◆ **Task prompt**:
Your response should consist of the records below, repeated exactly.

BEGIN Supplied entries

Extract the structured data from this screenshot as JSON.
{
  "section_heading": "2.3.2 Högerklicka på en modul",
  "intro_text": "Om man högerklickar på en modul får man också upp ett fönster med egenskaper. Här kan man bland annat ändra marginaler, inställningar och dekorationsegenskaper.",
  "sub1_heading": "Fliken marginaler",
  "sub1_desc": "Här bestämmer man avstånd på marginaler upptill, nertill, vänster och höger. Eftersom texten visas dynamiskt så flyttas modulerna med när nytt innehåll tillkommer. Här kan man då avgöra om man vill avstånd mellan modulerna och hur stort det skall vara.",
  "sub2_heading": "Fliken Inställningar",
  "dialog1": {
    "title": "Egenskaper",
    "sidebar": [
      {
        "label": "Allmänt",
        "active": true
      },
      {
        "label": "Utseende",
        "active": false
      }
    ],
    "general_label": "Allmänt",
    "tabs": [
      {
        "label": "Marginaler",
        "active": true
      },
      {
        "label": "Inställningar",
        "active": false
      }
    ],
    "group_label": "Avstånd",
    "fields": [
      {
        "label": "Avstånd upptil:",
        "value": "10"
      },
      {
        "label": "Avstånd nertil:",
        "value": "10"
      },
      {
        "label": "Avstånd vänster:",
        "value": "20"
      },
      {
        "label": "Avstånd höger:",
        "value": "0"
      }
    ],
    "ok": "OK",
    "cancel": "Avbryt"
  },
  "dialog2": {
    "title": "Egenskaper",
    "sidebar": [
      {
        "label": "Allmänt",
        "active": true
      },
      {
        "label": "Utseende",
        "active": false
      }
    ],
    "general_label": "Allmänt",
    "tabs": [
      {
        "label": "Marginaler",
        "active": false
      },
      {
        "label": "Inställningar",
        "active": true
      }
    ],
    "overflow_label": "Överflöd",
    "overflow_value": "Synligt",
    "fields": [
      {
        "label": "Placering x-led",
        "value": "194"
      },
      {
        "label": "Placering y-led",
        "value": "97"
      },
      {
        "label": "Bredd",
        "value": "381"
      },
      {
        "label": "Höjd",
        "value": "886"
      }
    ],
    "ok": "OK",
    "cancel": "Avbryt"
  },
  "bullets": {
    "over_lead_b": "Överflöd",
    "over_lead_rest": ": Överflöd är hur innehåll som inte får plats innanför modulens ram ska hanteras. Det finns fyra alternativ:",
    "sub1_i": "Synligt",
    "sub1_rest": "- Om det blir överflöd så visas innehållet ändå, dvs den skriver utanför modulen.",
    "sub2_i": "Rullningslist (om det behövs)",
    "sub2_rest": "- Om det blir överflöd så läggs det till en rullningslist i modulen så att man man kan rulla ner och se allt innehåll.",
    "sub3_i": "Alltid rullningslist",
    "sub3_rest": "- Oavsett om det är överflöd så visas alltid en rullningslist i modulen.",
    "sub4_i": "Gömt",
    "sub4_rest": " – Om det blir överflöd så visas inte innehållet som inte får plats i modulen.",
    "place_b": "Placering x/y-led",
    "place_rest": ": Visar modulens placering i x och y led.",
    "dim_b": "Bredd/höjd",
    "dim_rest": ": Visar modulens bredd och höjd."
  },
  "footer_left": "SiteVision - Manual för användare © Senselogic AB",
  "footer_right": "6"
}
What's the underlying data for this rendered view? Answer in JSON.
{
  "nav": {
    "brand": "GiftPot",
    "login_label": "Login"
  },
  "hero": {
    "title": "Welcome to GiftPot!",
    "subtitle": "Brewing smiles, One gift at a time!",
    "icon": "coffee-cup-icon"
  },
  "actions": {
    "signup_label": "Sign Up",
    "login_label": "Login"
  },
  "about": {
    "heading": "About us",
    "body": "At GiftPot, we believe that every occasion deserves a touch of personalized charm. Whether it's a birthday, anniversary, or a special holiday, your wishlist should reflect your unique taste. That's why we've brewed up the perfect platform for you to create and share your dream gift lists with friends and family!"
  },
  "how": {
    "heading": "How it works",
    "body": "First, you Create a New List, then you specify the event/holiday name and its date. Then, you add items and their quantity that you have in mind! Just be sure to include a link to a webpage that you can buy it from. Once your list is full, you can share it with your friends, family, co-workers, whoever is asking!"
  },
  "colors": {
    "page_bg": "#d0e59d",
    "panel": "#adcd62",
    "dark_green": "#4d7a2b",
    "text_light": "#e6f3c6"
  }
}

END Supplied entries

◆ **Expected answer**:
Extract the structured data from this screenshot as JSON.
{
  "section_heading": "2.3.2 Högerklicka på en modul",
  "intro_text": "Om man högerklickar på en modul får man också upp ett fönster med egenskaper. Här kan man bland annat ändra marginaler, inställningar och dekorationsegenskaper.",
  "sub1_heading": "Fliken marginaler",
  "sub1_desc": "Här bestämmer man avstånd på marginaler upptill, nertill, vänster och höger. Eftersom texten visas dynamiskt så flyttas modulerna med när nytt innehåll tillkommer. Här kan man då avgöra om man vill avstånd mellan modulerna och hur stort det skall vara.",
  "sub2_heading": "Fliken Inställningar",
  "dialog1": {
    "title": "Egenskaper",
    "sidebar": [
      {
        "label": "Allmänt",
        "active": true
      },
      {
        "label": "Utseende",
        "active": false
      }
    ],
    "general_label": "Allmänt",
    "tabs": [
      {
        "label": "Marginaler",
        "active": true
      },
      {
        "label": "Inställningar",
        "active": false
      }
    ],
    "group_label": "Avstånd",
    "fields": [
      {
        "label": "Avstånd upptil:",
        "value": "10"
      },
      {
        "label": "Avstånd nertil:",
        "value": "10"
      },
      {
        "label": "Avstånd vänster:",
        "value": "20"
      },
      {
        "label": "Avstånd höger:",
        "value": "0"
      }
    ],
    "ok": "OK",
    "cancel": "Avbryt"
  },
  "dialog2": {
    "title": "Egenskaper",
    "sidebar": [
      {
        "label": "Allmänt",
        "active": true
      },
      {
        "label": "Utseende",
        "active": false
      }
    ],
    "general_label": "Allmänt",
    "tabs": [
      {
        "label": "Marginaler",
        "active": false
      },
      {
        "label": "Inställningar",
        "active": true
      }
    ],
    "overflow_label": "Överflöd",
    "overflow_value": "Synligt",
    "fields": [
      {
        "label": "Placering x-led",
        "value": "194"
      },
      {
        "label": "Placering y-led",
        "value": "97"
      },
      {
        "label": "Bredd",
        "value": "381"
      },
      {
        "label": "Höjd",
        "value": "886"
      }
    ],
    "ok": "OK",
    "cancel": "Avbryt"
  },
  "bullets": {
    "over_lead_b": "Överflöd",
    "over_lead_rest": ": Överflöd är hur innehåll som inte får plats innanför modulens ram ska hanteras. Det finns fyra alternativ:",
    "sub1_i": "Synligt",
    "sub1_rest": "- Om det blir överflöd så visas innehållet ändå, dvs den skriver utanför modulen.",
    "sub2_i": "Rullningslist (om det behövs)",
    "sub2_rest": "- Om det blir överflöd så läggs det till en rullningslist i modulen så att man man kan rulla ner och se allt innehåll.",
    "sub3_i": "Alltid rullningslist",
    "sub3_rest": "- Oavsett om det är överflöd så visas alltid en rullningslist i modulen.",
    "sub4_i": "Gömt",
    "sub4_rest": " – Om det blir överflöd så visas inte innehållet som inte får plats i modulen.",
    "place_b": "Placering x/y-led",
    "place_rest": ": Visar modulens placering i x och y led.",
    "dim_b": "Bredd/höjd",
    "dim_rest": ": Visar modulens bredd och höjd."
  },
  "footer_left": "SiteVision - Manual för användare © Senselogic AB",
  "footer_right": "6"
}
What's the underlying data for this rendered view? Answer in JSON.
{
  "nav": {
    "brand": "GiftPot",
    "login_label": "Login"
  },
  "hero": {
    "title": "Welcome to GiftPot!",
    "subtitle": "Brewing smiles, One gift at a time!",
    "icon": "coffee-cup-icon"
  },
  "actions": {
    "signup_label": "Sign Up",
    "login_label": "Login"
  },
  "about": {
    "heading": "About us",
    "body": "At GiftPot, we believe that every occasion deserves a touch of personalized charm. Whether it's a birthday, anniversary, or a special holiday, your wishlist should reflect your unique taste. That's why we've brewed up the perfect platform for you to create and share your dream gift lists with friends and family!"
  },
  "how": {
    "heading": "How it works",
    "body": "First, you Create a New List, then you specify the event/holiday name and its date. Then, you add items and their quantity that you have in mind! Just be sure to include a link to a webpage that you can buy it from. Once your list is full, you can share it with your friends, family, co-workers, whoever is asking!"
  },
  "colors": {
    "page_bg": "#d0e59d",
    "panel": "#adcd62",
    "dark_green": "#4d7a2b",
    "text_light": "#e6f3c6"
  }
}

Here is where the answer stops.